Page and application data records
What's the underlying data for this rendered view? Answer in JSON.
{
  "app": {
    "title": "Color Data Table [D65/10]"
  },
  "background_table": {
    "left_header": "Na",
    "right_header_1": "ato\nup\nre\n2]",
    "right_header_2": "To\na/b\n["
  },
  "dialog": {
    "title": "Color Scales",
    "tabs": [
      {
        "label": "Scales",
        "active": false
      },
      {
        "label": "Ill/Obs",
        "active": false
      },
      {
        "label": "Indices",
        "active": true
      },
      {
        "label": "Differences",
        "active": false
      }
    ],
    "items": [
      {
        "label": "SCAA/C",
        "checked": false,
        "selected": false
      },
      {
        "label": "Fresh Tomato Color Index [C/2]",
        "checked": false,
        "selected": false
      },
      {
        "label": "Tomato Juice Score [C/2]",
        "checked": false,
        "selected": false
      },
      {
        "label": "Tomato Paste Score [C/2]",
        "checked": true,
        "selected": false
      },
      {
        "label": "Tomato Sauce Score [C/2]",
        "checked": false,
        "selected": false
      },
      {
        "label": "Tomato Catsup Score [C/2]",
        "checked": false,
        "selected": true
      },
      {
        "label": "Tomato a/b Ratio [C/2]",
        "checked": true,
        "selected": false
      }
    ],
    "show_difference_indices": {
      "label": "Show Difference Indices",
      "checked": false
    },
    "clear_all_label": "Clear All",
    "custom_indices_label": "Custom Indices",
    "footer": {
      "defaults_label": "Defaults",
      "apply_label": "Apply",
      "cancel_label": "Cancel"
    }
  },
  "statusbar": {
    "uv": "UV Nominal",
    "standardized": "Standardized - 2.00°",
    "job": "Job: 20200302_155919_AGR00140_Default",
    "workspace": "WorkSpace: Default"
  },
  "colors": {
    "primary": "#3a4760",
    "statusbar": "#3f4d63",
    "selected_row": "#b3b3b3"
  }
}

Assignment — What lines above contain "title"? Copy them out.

Response below —
    "title": "Color Data Table [D65/10]"
    "title": "Color Scales",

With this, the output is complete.